We have a lot of sushi restaurants in Chicago, but the really good ones aren’t always ideal for groups. They’re often too crowded (like Sunda), expensive (like Momotaro), or small (like Raisu). Not Sushi-san in River North. It has plenty of space, reasonable prices, and an upbeat atmosphere. We recommend focusing on the nigiri and sashimi (their “San-sets” come with an assortment of pieces meant for sharing) - and if not everyone is a big fan of sushi, they have lots of Japanese small plates that are great, too.
This casual Tex-Mex spot has lots of roomy benches and large tables. In fact, there’s a good chance you can come here with 10+ people and be seated right away, even for dinner. Get an order of the chili con queso (order extra tortilla chips - they’re excellent), along with fish tacos and any of their cocktails. After you’re done, feel free to walk around the block to see if you can lose some of your friends - nine other people is way too many to keep track of. Then circle back and and go downstairs to Lonesome Rose’s small basement bar, Golden Teardrops, for a quiet change of scenery.
Big wooden picnic tables are smoke-signaling again, this time at a West Loop barbecue spot. And since Green Street is popular and doesn’t accept reservations, you’ll need a solid strategy to eat here. Put someone in charge of scoping out the communal tables, and make sure they snag one as soon as it becomes available. Meanwhile, everyone else can get drinks at the huge bar in the center of the restaurant. If you’re feeling particularly efficient, a few of you can even get in line for food, since it’s served cafeteria-style. Basically, there’s nothing you can’t do when working as a team for the common goal of getting the meat sweats.
This is another pizza place that’s less about the food and more about having a good time with your friends. And like that friend from college who had the apartment everyone would crash at, Homeslice is here for you. The space is complete with big couches, swing sets that can fit more adults than seems possible, and another patio that has about a million tables. The pizza is actually pretty good, too.
Happy Camper in Old Town has the same kind of Peter Pan thing happening as Homeslice, which makes sense because they’re owned by the same people. But Happy Camper has more of a summer camp atmosphere, even though there’s no outdoor space (there are tire swings and an airstream trailer inside the restaurant). You shouldn’t have any trouble finding space, except in the airstream, which we guarantee will be constantly filled with people taking selfies.

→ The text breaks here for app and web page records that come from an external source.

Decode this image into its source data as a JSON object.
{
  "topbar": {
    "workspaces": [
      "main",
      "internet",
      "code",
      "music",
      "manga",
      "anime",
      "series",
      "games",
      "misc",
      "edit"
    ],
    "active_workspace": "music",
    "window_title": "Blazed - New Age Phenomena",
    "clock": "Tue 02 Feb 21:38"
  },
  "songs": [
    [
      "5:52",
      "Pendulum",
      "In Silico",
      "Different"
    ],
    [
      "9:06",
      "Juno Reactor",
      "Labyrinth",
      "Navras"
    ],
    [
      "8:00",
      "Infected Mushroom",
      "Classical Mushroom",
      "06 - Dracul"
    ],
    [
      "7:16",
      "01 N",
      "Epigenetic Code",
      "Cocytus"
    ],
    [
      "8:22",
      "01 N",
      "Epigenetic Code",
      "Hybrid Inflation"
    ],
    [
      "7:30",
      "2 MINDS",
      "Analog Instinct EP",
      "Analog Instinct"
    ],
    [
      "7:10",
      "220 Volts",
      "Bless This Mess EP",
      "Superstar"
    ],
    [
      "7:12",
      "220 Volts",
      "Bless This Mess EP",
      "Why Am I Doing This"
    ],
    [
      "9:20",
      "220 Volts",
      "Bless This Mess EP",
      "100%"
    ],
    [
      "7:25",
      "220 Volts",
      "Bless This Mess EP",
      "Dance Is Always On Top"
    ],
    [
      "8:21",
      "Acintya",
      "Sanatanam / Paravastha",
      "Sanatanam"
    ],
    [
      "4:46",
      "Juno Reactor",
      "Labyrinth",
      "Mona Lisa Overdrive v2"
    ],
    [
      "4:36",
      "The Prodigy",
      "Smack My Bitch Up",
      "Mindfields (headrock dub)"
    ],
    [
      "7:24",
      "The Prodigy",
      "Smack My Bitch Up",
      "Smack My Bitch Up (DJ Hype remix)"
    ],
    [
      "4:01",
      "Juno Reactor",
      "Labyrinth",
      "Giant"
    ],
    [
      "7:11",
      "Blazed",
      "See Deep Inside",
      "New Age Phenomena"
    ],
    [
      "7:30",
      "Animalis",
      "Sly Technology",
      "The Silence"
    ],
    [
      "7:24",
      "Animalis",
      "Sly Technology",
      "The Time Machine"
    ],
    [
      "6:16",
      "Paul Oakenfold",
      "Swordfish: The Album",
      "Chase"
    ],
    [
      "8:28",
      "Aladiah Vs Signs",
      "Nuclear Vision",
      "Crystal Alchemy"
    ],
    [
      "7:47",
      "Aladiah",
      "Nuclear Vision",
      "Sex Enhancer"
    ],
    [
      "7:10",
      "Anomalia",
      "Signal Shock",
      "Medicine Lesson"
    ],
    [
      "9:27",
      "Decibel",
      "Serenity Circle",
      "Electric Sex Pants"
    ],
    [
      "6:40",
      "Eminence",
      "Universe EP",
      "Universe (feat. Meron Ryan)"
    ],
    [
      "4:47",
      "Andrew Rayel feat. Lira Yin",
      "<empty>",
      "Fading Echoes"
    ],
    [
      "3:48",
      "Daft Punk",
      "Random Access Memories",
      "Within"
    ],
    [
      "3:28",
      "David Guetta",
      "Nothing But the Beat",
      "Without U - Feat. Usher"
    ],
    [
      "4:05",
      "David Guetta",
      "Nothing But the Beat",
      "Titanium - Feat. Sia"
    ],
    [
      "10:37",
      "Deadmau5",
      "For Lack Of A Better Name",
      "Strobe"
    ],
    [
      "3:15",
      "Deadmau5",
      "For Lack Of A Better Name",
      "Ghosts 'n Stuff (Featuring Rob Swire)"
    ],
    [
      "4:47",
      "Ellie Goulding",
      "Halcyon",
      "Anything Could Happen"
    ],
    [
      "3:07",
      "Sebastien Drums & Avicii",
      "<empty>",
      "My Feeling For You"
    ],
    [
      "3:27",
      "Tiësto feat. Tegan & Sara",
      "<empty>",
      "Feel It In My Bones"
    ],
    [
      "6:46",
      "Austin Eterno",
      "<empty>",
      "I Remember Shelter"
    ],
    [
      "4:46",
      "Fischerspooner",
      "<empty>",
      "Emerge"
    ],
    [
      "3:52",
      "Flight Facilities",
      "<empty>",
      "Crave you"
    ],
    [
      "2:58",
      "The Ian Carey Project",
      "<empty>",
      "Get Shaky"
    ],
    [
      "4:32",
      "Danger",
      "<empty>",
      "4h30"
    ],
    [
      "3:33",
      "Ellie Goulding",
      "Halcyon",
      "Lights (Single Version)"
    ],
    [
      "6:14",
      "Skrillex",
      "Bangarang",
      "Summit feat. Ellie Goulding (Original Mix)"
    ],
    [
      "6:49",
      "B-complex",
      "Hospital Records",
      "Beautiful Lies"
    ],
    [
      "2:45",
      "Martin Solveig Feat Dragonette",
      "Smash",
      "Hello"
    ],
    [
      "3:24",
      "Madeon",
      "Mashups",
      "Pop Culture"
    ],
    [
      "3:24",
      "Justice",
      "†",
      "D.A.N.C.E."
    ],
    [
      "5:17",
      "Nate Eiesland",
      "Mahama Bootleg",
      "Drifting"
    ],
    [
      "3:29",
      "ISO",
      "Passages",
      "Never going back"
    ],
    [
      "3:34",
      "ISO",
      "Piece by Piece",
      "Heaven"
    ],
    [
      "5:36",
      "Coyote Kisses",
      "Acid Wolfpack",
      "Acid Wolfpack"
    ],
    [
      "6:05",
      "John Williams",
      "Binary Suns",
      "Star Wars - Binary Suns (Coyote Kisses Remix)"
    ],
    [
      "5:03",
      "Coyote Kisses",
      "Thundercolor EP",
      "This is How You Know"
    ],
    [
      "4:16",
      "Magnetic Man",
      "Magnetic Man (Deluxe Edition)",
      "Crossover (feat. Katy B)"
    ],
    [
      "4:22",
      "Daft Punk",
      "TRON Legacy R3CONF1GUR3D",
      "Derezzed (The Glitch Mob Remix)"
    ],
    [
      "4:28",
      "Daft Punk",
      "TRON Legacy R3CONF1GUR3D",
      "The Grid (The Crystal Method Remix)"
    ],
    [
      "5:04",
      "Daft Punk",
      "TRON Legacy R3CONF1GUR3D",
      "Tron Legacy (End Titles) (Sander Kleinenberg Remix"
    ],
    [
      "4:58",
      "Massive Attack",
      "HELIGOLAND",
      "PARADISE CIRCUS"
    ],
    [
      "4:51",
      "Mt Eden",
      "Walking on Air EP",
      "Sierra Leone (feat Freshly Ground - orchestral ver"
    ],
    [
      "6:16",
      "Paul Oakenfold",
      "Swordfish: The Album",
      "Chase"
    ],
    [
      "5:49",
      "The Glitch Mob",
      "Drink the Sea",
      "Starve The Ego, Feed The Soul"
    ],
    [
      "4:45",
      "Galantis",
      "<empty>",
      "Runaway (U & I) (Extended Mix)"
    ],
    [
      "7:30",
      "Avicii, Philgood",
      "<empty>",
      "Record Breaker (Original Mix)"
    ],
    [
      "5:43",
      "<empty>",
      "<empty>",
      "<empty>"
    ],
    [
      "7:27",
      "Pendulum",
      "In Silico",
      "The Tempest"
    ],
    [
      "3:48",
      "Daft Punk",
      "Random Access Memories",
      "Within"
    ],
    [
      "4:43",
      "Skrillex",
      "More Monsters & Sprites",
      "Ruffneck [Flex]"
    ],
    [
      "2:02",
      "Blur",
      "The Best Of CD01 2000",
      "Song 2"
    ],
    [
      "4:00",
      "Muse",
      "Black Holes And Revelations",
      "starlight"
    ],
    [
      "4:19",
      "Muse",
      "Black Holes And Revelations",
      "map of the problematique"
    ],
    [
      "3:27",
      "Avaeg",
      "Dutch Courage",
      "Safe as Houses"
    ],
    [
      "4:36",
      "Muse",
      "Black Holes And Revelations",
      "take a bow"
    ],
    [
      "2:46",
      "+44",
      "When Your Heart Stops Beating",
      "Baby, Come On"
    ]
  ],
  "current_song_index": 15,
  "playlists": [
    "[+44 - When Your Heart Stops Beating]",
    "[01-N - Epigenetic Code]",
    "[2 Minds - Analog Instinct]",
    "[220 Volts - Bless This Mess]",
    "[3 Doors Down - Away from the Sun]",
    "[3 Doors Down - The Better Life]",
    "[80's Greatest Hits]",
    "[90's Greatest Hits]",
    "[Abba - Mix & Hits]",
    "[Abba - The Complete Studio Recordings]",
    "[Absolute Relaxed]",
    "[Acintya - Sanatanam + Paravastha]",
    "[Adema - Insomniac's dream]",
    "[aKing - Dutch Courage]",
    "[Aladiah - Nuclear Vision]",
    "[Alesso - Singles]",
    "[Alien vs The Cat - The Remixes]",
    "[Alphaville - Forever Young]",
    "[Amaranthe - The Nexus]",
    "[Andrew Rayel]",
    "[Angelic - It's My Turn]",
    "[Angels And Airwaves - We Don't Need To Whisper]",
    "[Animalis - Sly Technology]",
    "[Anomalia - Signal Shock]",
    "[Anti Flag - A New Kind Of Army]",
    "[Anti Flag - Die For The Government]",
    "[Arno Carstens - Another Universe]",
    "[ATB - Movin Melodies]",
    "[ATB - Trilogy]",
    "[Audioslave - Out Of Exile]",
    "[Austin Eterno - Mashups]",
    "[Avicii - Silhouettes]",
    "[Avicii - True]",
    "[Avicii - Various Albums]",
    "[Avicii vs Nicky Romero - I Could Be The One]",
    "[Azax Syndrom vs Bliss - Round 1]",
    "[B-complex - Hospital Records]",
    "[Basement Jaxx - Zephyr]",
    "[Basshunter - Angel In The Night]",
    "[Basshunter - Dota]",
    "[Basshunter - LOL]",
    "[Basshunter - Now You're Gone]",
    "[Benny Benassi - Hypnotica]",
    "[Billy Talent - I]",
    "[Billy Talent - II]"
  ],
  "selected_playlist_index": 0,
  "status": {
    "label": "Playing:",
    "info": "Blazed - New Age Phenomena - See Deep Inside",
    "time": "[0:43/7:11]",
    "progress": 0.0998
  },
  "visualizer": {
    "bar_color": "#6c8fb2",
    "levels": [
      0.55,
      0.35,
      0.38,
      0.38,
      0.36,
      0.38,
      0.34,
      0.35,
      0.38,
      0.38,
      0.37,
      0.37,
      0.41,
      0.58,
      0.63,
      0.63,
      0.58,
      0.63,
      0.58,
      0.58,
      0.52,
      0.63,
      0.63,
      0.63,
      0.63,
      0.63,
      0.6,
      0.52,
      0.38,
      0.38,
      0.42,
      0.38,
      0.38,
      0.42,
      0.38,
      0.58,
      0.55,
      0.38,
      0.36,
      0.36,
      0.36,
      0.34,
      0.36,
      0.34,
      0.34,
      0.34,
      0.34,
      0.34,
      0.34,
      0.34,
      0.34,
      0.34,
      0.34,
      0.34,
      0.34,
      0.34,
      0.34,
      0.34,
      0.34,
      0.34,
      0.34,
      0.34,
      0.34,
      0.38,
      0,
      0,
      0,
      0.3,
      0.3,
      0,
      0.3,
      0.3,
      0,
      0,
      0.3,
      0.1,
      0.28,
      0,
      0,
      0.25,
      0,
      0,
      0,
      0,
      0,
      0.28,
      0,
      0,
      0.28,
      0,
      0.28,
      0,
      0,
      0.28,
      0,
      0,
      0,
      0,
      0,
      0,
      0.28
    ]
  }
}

The Loop is a minefield of bad (eating) decisions, so if you and your friends made plans to go ice skating and/or see the Trans-Siberian Orchestra together, but neglected to plan ahead for dinner, you made a big mistake. That’s how everyone ends up having dinner at The Corner Bakery out of desperation and hunger. Head to The Dearborn instead - it’s a fun, upbeat-but-not-too-casual spot with a well-rounded American menu. And make sure someone gets the cheeseburger - it’s really good.